BOOK & BLOG
July 30, 2010
Books of the Week:
I’m a huge Naomi Novik fan, so I was hopping up and down with anxiety to read her latest. Temeraire the dragon and his rider, Captain Will Laurence, have been sent to Australia in exile after the events of Victory of Eagles. Laurence has no official status, he’s a pariah among his peers, and his future is uncertain. He still has friends, though, and Temeraire is a valuable dragon. Maybe it was inevitable that this would be a “down” book, since Laurence’s future is so uncertain and his downfall so extreme. The interest here lies in Novik’s imaginative picture of the early colonization of Australia and the bleakness of its interior. Temeraire comes across as a wistful creature in Serpents, and Iskierka has lost much of her charm. I hope things look up for the team of Temeraire and Laurence in the next book.
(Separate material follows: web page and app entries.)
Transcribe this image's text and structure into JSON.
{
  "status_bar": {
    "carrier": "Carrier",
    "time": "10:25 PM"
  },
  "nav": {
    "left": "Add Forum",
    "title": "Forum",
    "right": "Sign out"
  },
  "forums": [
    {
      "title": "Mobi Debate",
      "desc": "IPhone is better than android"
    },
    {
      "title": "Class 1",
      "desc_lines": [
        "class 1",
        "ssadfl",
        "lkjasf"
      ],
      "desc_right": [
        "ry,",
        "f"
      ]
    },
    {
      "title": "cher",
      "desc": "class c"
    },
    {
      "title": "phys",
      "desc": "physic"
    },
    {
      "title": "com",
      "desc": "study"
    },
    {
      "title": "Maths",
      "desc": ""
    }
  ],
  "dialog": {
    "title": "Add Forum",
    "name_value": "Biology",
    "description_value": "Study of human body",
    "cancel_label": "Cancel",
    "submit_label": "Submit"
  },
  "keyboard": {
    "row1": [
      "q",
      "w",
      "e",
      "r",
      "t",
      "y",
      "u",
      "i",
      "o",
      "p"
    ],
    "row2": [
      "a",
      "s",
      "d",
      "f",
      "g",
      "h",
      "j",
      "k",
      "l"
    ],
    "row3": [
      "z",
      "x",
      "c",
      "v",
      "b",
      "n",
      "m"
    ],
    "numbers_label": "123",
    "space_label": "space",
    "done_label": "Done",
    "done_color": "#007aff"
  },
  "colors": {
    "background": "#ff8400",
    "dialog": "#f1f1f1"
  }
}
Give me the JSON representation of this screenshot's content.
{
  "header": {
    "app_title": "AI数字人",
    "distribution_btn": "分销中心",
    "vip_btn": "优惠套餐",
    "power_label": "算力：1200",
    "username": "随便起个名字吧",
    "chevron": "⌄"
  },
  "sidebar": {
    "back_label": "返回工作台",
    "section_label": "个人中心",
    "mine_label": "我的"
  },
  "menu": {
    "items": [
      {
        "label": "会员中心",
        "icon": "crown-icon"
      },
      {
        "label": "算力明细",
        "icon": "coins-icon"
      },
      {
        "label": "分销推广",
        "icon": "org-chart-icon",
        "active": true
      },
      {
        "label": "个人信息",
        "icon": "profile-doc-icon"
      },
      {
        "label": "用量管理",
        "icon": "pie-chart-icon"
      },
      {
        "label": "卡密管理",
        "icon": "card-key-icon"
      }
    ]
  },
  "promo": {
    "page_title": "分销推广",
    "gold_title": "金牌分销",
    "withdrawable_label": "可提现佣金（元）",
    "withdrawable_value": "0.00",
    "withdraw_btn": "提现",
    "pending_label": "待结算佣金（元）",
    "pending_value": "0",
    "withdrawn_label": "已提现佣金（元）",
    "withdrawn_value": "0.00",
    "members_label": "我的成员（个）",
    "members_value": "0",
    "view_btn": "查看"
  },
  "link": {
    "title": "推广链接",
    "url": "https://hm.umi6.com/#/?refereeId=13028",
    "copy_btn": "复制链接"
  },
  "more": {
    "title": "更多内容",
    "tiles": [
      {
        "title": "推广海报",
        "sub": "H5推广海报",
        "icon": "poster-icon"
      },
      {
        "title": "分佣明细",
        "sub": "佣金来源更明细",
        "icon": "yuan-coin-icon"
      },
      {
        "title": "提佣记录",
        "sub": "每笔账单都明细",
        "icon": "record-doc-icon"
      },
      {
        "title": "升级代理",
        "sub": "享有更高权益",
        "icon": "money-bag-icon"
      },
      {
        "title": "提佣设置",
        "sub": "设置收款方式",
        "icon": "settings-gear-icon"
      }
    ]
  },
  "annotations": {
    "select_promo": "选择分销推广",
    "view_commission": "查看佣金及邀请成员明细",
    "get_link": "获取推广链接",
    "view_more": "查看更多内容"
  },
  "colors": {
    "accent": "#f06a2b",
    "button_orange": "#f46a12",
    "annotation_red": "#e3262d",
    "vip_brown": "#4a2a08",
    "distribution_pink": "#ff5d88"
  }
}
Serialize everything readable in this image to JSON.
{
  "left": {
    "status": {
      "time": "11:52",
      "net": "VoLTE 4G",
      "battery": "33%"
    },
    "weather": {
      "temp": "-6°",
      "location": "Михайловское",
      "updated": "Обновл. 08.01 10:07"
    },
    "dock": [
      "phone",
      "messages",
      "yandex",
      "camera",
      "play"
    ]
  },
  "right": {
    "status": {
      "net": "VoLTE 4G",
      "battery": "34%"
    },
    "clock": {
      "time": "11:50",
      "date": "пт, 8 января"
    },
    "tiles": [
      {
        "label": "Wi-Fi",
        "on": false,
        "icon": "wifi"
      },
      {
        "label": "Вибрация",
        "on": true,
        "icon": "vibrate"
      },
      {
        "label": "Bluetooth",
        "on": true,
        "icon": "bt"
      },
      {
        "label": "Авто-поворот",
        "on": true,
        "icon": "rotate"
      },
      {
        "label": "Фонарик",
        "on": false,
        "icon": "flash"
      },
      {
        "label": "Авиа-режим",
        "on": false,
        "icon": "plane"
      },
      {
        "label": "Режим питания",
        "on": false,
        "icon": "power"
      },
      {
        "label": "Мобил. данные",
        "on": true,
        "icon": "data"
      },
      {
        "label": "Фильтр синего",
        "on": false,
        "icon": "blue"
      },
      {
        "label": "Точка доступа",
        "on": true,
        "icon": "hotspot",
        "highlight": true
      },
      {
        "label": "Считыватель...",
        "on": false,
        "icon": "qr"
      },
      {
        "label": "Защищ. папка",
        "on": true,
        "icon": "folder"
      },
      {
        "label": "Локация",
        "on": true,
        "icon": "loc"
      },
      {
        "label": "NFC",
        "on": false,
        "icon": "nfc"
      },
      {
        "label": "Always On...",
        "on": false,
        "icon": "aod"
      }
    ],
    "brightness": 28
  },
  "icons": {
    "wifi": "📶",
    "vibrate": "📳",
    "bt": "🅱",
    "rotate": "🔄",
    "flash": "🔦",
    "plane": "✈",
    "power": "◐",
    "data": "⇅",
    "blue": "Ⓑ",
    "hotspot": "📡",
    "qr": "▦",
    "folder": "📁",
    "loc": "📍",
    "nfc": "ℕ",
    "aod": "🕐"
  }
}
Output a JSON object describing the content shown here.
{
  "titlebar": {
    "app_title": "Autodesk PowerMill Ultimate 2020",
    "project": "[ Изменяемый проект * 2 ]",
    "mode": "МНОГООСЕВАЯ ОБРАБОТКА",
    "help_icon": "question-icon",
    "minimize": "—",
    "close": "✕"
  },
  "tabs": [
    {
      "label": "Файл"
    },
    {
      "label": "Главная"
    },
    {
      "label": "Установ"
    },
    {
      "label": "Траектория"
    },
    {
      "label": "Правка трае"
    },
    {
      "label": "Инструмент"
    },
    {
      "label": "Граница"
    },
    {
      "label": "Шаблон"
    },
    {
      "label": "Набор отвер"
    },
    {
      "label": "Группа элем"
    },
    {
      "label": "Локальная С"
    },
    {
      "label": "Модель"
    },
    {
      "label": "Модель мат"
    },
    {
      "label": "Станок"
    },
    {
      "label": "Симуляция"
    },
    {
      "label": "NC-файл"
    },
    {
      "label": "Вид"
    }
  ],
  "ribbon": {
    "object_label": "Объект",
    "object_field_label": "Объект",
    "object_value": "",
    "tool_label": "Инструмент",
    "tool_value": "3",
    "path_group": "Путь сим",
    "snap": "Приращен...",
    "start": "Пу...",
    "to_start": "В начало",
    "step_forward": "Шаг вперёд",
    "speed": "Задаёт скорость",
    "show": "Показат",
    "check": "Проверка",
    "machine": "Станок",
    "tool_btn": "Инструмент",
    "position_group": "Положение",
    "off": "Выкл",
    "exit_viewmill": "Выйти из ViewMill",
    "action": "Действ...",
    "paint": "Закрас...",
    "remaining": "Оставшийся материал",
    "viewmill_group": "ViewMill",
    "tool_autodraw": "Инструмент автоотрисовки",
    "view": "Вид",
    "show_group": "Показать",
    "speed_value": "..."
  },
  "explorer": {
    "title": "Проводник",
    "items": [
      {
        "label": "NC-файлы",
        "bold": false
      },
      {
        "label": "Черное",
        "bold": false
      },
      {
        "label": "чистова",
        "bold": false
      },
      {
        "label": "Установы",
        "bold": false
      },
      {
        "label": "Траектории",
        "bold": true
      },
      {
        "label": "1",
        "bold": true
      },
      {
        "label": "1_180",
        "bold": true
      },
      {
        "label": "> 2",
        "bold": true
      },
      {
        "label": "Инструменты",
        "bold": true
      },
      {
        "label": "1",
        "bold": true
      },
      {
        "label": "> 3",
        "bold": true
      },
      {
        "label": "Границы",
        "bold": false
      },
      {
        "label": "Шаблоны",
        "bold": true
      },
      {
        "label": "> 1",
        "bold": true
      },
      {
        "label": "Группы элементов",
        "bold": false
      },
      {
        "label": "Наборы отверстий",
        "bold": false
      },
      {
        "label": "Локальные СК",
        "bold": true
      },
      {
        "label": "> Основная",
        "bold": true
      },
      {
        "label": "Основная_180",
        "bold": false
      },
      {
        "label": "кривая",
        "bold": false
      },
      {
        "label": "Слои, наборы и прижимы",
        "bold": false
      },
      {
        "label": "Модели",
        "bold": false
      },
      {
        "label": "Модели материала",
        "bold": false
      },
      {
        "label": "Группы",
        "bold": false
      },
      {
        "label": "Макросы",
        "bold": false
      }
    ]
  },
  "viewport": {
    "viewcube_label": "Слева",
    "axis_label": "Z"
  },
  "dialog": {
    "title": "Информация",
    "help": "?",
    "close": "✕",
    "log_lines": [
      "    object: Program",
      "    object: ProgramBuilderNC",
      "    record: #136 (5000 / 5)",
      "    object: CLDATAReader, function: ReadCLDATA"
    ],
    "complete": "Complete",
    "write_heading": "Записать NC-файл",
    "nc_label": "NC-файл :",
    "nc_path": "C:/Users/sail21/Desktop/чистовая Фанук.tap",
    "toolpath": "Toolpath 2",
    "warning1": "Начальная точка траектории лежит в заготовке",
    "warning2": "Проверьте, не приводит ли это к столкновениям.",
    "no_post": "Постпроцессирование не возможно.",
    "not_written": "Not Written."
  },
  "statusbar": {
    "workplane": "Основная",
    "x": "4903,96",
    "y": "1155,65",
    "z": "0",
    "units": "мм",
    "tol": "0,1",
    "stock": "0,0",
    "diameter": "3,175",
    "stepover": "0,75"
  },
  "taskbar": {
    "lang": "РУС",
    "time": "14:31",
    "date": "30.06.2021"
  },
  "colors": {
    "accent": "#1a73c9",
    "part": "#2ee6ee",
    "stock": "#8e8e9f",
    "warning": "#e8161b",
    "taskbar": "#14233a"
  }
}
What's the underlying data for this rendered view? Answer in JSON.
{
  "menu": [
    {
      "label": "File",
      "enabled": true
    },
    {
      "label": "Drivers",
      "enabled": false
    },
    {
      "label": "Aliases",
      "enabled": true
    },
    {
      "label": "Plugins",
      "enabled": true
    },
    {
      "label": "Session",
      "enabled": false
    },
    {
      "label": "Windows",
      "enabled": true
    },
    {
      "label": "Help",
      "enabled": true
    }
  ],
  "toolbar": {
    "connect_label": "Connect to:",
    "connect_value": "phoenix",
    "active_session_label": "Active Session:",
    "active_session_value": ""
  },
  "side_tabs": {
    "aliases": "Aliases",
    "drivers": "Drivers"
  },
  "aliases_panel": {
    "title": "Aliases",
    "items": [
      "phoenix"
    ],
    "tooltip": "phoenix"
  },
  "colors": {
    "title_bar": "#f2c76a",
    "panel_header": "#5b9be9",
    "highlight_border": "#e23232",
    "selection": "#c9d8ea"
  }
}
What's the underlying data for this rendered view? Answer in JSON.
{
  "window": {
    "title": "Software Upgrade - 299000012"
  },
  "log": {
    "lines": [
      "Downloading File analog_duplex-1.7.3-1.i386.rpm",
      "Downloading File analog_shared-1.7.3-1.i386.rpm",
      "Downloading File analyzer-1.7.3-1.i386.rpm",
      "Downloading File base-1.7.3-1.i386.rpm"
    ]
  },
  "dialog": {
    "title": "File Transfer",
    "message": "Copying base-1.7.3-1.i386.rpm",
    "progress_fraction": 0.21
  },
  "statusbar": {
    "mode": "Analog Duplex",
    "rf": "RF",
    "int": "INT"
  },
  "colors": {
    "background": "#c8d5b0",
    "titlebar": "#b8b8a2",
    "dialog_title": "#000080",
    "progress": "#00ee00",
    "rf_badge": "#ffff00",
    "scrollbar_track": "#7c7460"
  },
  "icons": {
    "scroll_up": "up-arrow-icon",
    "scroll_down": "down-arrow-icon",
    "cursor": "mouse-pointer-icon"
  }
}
I dropped by the Penguin booth at ComicCon, and since I was talking about the zombie panel I’d attended (the only one I got to attend as a member of the audience), the Penguin staff kindly gave me a copy of State of Decay. I was very impressed by this debut novel by James Knapp. In a futuristic world, the human race is served by revivors, former humans who’ve donated their bodies to be re-used after they die. FBI agent Nico Wachalowski has had a traumatic encounter with revivors, and when he becomes involved with a case of smuggling revivors for the sex trade he comes face to face with unpleasant possibilities about the lingering sentience in the revivors. The narrative moves between four characters: Nico, policewoman Faye, wrestler Calliope, and Zoe, who can psychically invade human minds. This is a well-constructed and exciting novel with some original world-building.
Chimera is not one of Rob Thurman’s Cal Leandros books, but it is about brothers. Stefan Korsak, son of a transplanted Russian mobster, has spent his life looking for his abducted brother. Finally, he gets a good lead, and in a creepy passage recovers the boy he believes to be his brother, a boy who has been used in horrible ways. The man who abducted Lukas (and many other children) wastes no time trying to reacquire the teenager. Stefan and Lukas (now a trained killer) are on the run. One by one, Stefan’s lifelines are cut off, until finally the two are on their own with no one to turn to but each other. If you like the Cal Leandros books, I think you’ll definitely like Chimera, which has a great pace and wonderful characters.
I haven’t gotten to write this feature lately. I have so many things to do in this next week that I can’t believe I’ll accomplish them all, but I’m giving it a try.
First, I have to finish Sookie 11. We’re still talking about the title. How do you feel about a book called simply Sookie Eleven? I don’t know if I can train myself to call it anything else now. I’m closing in on the finish, but Comic Con and a root canal slowed down my momentum. I worked in my room every day in San Diego, but now I have to pull all the threads in the book together as I home in on the conclusion.
Daughter has her wisdom teeth out next week, too, and I also have some (not serious) medical appointments. This just takes a whack out of my time. Real life always intrudes into my fictional world, and I wouldn’t have it any other way.
Comic Con was a blast; a nerve-wracking blast. Though I had a wonderful time at the Entertainment Weekly/SyFy party, and maybe I’ll write about that sometime, to me the real thrill lay in meeting some writers I’d always wanted to talk to. This year I got to meet Brandon Sanderson, Naomi Novik, Patrick Rothfuss, Justin Cronin, Seanan McGuire, Rob Thurman, Ryan Mecum, and Kathy Reichs, plus many others. (Sorry if I skipped your name!). I got to talk with long-time friends Jeanne Stein, Kat Richardson, and Tanya Huff. Anton Strout and I ate dinner together. And I got to hear Max Brooks, a huge favorite of mine, on the Zombie Panel. I also got a list of writers to read from that panel, so it was an hour well spent.
Though I didn’t get to spend as much time chatting as I wanted, I also reunited with the staff of Mysterious Galaxy, one of my favorite stores. I had two great signings with their help, and I stopped by their booth to sign stock; my timing was great, because I got to give Marjorie Liu a hug. Marjorie is an exciting writer and a lovely person.
Since my resourceful and determined publicist, Jodi Rosoff, was with me, and my editor Ginjer Buchanan was able to stay for a couple of days, I had great support and guidance. Our middle son was also able to help me get through the crowds. Mike Russell, an Episcopal priest, was my guest relations contact from the Comic Con staff, and he was able and genial. He knew EVERYTHING about the convention.
I know this blog is a bunch of name-dropping, but you know . . . there are some names that deserve to be dropped. Am I lucky, or what?
© 2010 Charlaine Harris